▶ **Work item**
Every line of the listing that contains the word "summary" is to be copied out.

▶ **Entries supplied**

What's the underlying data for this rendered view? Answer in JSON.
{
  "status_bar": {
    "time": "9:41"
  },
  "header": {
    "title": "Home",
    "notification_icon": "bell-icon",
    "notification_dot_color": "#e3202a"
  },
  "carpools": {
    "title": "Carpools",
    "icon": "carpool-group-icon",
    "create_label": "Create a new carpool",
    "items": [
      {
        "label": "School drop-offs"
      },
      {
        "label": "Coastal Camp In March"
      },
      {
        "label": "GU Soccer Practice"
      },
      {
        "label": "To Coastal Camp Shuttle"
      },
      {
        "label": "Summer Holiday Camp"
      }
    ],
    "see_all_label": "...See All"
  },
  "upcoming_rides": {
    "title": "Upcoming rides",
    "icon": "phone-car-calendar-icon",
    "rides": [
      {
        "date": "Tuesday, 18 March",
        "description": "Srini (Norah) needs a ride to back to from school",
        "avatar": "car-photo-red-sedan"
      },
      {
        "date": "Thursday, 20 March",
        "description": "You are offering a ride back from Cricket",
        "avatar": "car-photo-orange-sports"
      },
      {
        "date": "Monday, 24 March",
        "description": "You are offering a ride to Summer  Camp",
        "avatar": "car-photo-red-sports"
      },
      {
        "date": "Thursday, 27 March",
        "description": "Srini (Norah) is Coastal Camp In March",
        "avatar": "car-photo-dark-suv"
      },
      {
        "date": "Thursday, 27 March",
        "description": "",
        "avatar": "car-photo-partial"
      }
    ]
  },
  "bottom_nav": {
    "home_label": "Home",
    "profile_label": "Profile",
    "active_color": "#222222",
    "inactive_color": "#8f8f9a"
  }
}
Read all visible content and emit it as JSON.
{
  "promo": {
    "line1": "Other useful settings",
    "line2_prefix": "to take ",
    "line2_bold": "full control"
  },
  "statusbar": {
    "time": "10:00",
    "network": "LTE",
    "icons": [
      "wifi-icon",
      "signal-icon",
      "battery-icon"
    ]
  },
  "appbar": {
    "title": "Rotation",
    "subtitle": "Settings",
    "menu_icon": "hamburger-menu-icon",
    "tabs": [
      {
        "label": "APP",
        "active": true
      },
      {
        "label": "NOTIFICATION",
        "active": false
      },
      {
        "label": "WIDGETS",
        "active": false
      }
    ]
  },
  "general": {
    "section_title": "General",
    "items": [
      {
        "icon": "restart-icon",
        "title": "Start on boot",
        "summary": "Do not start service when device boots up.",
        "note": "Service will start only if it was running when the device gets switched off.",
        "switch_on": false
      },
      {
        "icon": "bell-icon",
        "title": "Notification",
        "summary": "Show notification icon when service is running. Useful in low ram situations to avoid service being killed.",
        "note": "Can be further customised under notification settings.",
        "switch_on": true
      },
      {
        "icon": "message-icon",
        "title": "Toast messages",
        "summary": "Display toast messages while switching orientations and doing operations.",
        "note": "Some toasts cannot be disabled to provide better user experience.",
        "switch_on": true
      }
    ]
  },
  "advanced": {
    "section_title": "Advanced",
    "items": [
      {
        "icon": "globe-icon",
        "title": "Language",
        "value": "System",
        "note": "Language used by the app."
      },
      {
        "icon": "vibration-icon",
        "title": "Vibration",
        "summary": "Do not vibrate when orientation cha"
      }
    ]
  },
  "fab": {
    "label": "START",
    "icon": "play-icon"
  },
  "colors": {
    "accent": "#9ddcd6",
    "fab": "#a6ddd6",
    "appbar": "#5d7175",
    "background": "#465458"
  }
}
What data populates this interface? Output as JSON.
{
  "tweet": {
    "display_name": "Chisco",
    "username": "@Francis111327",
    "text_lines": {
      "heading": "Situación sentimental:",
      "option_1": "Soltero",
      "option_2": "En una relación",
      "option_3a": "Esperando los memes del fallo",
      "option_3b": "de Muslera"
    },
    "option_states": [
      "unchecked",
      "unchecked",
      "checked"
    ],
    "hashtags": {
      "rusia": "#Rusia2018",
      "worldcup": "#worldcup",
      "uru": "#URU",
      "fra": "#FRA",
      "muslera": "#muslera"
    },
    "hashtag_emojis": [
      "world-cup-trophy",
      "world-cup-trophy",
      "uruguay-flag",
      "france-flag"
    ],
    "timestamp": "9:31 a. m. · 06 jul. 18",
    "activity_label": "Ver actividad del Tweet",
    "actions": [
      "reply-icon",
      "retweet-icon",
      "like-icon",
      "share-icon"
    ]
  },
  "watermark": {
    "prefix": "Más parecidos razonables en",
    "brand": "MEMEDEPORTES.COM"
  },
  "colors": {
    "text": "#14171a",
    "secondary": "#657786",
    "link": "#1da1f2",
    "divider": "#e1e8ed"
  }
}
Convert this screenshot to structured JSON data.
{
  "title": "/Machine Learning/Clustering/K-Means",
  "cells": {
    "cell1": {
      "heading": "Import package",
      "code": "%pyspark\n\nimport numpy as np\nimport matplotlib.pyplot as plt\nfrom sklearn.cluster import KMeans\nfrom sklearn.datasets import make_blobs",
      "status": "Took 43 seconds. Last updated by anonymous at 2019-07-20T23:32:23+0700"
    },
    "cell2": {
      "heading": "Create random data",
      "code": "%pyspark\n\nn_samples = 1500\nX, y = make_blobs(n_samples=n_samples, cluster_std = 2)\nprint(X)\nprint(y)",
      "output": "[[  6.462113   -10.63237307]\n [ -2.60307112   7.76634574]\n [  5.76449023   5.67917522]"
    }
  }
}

▶ **Answer**
        "summary": "Do not start service when device boots up.",
        "summary": "Show notification icon when service is running. Useful in low ram situations to avoid service being killed.",
        "summary": "Display toast messages while switching orientations and doing operations.",
        "summary": "Do not vibrate when orientation cha"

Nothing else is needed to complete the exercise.